------ DATA TO EXAMINE ------
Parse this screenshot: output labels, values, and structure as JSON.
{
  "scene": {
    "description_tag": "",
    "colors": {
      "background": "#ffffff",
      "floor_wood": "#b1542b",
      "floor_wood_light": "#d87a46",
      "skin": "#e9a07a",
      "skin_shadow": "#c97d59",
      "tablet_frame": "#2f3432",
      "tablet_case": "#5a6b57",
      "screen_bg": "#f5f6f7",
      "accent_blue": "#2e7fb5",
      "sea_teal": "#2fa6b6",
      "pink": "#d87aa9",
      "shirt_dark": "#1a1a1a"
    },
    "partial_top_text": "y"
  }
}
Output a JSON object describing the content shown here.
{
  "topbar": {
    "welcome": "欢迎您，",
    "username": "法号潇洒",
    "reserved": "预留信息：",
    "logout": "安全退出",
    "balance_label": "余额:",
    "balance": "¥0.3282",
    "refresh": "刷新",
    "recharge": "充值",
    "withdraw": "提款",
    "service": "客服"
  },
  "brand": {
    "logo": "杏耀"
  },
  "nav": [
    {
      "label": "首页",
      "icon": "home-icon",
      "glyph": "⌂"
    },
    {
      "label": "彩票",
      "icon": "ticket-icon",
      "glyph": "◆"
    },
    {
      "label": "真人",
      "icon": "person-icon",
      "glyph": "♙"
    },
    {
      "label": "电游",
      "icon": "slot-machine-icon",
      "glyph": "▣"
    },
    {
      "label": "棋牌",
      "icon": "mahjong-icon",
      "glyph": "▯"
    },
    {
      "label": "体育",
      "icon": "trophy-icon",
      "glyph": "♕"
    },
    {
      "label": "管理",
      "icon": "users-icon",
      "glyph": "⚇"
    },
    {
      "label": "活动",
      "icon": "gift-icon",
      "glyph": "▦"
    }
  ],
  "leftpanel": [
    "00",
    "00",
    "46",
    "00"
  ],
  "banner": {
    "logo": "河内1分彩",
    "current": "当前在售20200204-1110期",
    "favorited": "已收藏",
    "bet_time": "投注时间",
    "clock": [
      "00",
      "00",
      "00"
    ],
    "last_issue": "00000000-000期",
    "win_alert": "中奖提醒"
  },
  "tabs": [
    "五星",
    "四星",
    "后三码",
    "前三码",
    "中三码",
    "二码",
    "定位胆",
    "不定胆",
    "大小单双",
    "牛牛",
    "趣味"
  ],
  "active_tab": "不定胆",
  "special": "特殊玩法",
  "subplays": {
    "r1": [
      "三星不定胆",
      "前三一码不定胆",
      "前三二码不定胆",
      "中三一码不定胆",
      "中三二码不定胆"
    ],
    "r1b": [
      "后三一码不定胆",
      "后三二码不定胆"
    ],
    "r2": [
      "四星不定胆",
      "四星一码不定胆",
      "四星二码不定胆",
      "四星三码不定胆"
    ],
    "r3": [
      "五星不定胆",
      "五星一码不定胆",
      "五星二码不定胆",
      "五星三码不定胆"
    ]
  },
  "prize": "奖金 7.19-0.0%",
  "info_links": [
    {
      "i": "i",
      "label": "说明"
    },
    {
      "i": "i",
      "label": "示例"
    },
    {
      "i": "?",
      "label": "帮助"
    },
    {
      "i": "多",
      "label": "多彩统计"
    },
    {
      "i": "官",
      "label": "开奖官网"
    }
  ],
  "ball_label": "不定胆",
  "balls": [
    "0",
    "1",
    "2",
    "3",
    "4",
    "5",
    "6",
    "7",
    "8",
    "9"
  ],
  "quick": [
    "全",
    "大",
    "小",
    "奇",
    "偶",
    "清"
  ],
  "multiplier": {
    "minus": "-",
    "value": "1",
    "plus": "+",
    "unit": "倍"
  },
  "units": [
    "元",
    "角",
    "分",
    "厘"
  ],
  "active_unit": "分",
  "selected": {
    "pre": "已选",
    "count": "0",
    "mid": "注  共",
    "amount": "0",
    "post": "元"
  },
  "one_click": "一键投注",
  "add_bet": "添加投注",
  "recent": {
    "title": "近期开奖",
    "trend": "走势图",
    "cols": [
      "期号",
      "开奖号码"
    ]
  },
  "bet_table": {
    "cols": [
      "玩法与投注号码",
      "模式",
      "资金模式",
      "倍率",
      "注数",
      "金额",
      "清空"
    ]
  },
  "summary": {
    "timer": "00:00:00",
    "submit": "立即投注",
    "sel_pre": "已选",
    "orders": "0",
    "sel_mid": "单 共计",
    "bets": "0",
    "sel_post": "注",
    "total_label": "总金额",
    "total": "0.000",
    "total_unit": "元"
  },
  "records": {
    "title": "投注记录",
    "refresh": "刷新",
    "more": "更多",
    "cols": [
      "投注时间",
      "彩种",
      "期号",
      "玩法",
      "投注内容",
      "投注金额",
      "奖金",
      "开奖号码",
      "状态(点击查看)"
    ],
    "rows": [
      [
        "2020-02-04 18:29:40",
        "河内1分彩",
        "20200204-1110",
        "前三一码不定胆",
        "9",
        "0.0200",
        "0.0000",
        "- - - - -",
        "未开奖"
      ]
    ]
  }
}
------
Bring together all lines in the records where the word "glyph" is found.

      "glyph": "⌂"
      "glyph": "◆"
      "glyph": "♙"
      "glyph": "▣"
      "glyph": "▯"
      "glyph": "♕"
      "glyph": "⚇"
      "glyph": "▦"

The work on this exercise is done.